[WHAT NEEDS TO BE DONE] Please print all of the records shown below, exactly as given.

[MATERIAL SHOWN]
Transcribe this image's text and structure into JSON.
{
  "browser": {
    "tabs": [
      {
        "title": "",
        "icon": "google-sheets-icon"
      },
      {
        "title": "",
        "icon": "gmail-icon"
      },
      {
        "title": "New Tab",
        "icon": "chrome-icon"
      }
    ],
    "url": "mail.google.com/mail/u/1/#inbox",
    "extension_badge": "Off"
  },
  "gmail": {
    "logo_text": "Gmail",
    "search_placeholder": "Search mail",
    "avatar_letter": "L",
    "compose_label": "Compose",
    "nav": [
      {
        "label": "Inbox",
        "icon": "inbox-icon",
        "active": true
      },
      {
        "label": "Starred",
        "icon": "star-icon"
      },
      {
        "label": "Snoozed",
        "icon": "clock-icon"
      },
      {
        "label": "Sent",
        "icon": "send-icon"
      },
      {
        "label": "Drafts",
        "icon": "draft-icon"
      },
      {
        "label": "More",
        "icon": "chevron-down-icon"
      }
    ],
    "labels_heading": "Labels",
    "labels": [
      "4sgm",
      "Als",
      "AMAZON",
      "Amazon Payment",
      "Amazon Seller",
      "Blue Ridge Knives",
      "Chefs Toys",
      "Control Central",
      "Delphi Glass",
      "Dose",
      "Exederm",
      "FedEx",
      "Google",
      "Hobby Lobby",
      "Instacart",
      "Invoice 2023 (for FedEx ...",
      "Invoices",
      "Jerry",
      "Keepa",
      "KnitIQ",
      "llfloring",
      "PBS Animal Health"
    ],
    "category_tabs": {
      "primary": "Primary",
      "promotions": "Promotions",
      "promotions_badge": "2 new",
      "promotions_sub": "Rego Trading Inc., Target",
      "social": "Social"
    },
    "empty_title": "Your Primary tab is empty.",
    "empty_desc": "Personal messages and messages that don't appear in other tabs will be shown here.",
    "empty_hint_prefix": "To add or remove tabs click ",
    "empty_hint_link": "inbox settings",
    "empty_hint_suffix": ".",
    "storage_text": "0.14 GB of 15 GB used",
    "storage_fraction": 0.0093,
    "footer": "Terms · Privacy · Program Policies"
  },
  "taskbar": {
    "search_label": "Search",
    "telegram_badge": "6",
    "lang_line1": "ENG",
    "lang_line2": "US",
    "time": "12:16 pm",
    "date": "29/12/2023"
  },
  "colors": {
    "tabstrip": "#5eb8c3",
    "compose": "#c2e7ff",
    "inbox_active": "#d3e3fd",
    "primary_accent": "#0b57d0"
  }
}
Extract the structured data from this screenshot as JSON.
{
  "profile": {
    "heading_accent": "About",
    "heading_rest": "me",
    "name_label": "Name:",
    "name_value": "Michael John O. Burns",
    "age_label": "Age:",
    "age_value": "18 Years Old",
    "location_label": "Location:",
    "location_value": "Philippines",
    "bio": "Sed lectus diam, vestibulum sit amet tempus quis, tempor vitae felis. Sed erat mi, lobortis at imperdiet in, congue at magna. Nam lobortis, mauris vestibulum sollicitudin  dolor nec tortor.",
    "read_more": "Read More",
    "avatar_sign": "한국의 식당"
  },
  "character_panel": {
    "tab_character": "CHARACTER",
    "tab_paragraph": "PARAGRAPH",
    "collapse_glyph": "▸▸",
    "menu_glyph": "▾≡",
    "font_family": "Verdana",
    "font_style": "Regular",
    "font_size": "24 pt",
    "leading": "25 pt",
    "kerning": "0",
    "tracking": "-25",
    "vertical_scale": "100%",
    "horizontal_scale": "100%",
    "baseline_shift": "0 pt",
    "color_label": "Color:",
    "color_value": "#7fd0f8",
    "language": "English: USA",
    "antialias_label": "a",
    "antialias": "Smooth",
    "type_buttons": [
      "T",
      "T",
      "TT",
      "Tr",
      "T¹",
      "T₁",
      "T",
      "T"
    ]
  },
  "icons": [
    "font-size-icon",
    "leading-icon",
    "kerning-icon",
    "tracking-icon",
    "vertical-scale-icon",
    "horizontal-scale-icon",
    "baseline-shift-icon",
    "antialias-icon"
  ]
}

[EXERCISE RESPONSE]
Transcribe this image's text and structure into JSON.
{
  "browser": {
    "tabs": [
      {
        "title": "",
        "icon": "google-sheets-icon"
      },
      {
        "title": "",
        "icon": "gmail-icon"
      },
      {
        "title": "New Tab",
        "icon": "chrome-icon"
      }
    ],
    "url": "mail.google.com/mail/u/1/#inbox",
    "extension_badge": "Off"
  },
  "gmail": {
    "logo_text": "Gmail",
    "search_placeholder": "Search mail",
    "avatar_letter": "L",
    "compose_label": "Compose",
    "nav": [
      {
        "label": "Inbox",
        "icon": "inbox-icon",
        "active": true
      },
      {
        "label": "Starred",
        "icon": "star-icon"
      },
      {
        "label": "Snoozed",
        "icon": "clock-icon"
      },
      {
        "label": "Sent",
        "icon": "send-icon"
      },
      {
        "label": "Drafts",
        "icon": "draft-icon"
      },
      {
        "label": "More",
        "icon": "chevron-down-icon"
      }
    ],
    "labels_heading": "Labels",
    "labels": [
      "4sgm",
      "Als",
      "AMAZON",
      "Amazon Payment",
      "Amazon Seller",
      "Blue Ridge Knives",
      "Chefs Toys",
      "Control Central",
      "Delphi Glass",
      "Dose",
      "Exederm",
      "FedEx",
      "Google",
      "Hobby Lobby",
      "Instacart",
      "Invoice 2023 (for FedEx ...",
      "Invoices",
      "Jerry",
      "Keepa",
      "KnitIQ",
      "llfloring",
      "PBS Animal Health"
    ],
    "category_tabs": {
      "primary": "Primary",
      "promotions": "Promotions",
      "promotions_badge": "2 new",
      "promotions_sub": "Rego Trading Inc., Target",
      "social": "Social"
    },
    "empty_title": "Your Primary tab is empty.",
    "empty_desc": "Personal messages and messages that don't appear in other tabs will be shown here.",
    "empty_hint_prefix": "To add or remove tabs click ",
    "empty_hint_link": "inbox settings",
    "empty_hint_suffix": ".",
    "storage_text": "0.14 GB of 15 GB used",
    "storage_fraction": 0.0093,
    "footer": "Terms · Privacy · Program Policies"
  },
  "taskbar": {
    "search_label": "Search",
    "telegram_badge": "6",
    "lang_line1": "ENG",
    "lang_line2": "US",
    "time": "12:16 pm",
    "date": "29/12/2023"
  },
  "colors": {
    "tabstrip": "#5eb8c3",
    "compose": "#c2e7ff",
    "inbox_active": "#d3e3fd",
    "primary_accent": "#0b57d0"
  }
}
Extract the structured data from this screenshot as JSON.
{
  "profile": {
    "heading_accent": "About",
    "heading_rest": "me",
    "name_label": "Name:",
    "name_value": "Michael John O. Burns",
    "age_label": "Age:",
    "age_value": "18 Years Old",
    "location_label": "Location:",
    "location_value": "Philippines",
    "bio": "Sed lectus diam, vestibulum sit amet tempus quis, tempor vitae felis. Sed erat mi, lobortis at imperdiet in, congue at magna. Nam lobortis, mauris vestibulum sollicitudin  dolor nec tortor.",
    "read_more": "Read More",
    "avatar_sign": "한국의 식당"
  },
  "character_panel": {
    "tab_character": "CHARACTER",
    "tab_paragraph": "PARAGRAPH",
    "collapse_glyph": "▸▸",
    "menu_glyph": "▾≡",
    "font_family": "Verdana",
    "font_style": "Regular",
    "font_size": "24 pt",
    "leading": "25 pt",
    "kerning": "0",
    "tracking": "-25",
    "vertical_scale": "100%",
    "horizontal_scale": "100%",
    "baseline_shift": "0 pt",
    "color_label": "Color:",
    "color_value": "#7fd0f8",
    "language": "English: USA",
    "antialias_label": "a",
    "antialias": "Smooth",
    "type_buttons": [
      "T",
      "T",
      "TT",
      "Tr",
      "T¹",
      "T₁",
      "T",
      "T"
    ]
  },
  "icons": [
    "font-size-icon",
    "leading-icon",
    "kerning-icon",
    "tracking-icon",
    "vertical-scale-icon",
    "horizontal-scale-icon",
    "baseline-shift-icon",
    "antialias-icon"
  ]
}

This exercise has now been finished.